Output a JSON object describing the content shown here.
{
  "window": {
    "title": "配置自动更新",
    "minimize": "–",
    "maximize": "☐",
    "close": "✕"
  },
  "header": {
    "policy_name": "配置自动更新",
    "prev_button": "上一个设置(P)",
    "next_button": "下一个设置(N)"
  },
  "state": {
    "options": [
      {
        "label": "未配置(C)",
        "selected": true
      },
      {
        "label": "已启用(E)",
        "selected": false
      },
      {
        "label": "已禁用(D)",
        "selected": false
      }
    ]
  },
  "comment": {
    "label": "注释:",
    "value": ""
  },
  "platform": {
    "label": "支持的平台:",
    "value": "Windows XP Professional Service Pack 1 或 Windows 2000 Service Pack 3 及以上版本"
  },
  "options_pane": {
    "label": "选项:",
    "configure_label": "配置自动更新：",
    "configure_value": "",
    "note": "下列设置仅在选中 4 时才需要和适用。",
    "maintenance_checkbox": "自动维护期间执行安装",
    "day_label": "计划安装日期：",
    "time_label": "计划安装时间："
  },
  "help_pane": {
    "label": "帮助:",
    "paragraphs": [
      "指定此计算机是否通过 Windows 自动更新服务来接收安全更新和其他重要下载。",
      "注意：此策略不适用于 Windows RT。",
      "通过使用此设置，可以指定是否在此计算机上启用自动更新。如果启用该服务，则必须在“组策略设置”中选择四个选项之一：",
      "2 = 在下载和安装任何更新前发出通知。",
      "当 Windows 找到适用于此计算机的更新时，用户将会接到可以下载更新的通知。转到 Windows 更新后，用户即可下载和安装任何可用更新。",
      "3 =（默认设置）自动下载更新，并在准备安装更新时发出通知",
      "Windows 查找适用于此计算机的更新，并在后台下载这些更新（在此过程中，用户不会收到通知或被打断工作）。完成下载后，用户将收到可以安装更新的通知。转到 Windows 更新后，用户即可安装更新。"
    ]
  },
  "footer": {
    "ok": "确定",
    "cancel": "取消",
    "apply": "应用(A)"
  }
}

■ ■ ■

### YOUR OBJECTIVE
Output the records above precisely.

### RESPONSE AREA
Output a JSON object describing the content shown here.
{
  "window": {
    "title": "配置自动更新",
    "minimize": "–",
    "maximize": "☐",
    "close": "✕"
  },
  "header": {
    "policy_name": "配置自动更新",
    "prev_button": "上一个设置(P)",
    "next_button": "下一个设置(N)"
  },
  "state": {
    "options": [
      {
        "label": "未配置(C)",
        "selected": true
      },
      {
        "label": "已启用(E)",
        "selected": false
      },
      {
        "label": "已禁用(D)",
        "selected": false
      }
    ]
  },
  "comment": {
    "label": "注释:",
    "value": ""
  },
  "platform": {
    "label": "支持的平台:",
    "value": "Windows XP Professional Service Pack 1 或 Windows 2000 Service Pack 3 及以上版本"
  },
  "options_pane": {
    "label": "选项:",
    "configure_label": "配置自动更新：",
    "configure_value": "",
    "note": "下列设置仅在选中 4 时才需要和适用。",
    "maintenance_checkbox": "自动维护期间执行安装",
    "day_label": "计划安装日期：",
    "time_label": "计划安装时间："
  },
  "help_pane": {
    "label": "帮助:",
    "paragraphs": [
      "指定此计算机是否通过 Windows 自动更新服务来接收安全更新和其他重要下载。",
      "注意：此策略不适用于 Windows RT。",
      "通过使用此设置，可以指定是否在此计算机上启用自动更新。如果启用该服务，则必须在“组策略设置”中选择四个选项之一：",
      "2 = 在下载和安装任何更新前发出通知。",
      "当 Windows 找到适用于此计算机的更新时，用户将会接到可以下载更新的通知。转到 Windows 更新后，用户即可下载和安装任何可用更新。",
      "3 =（默认设置）自动下载更新，并在准备安装更新时发出通知",
      "Windows 查找适用于此计算机的更新，并在后台下载这些更新（在此过程中，用户不会收到通知或被打断工作）。完成下载后，用户将收到可以安装更新的通知。转到 Windows 更新后，用户即可安装更新。"
    ]
  },
  "footer": {
    "ok": "确定",
    "cancel": "取消",
    "apply": "应用(A)"
  }
}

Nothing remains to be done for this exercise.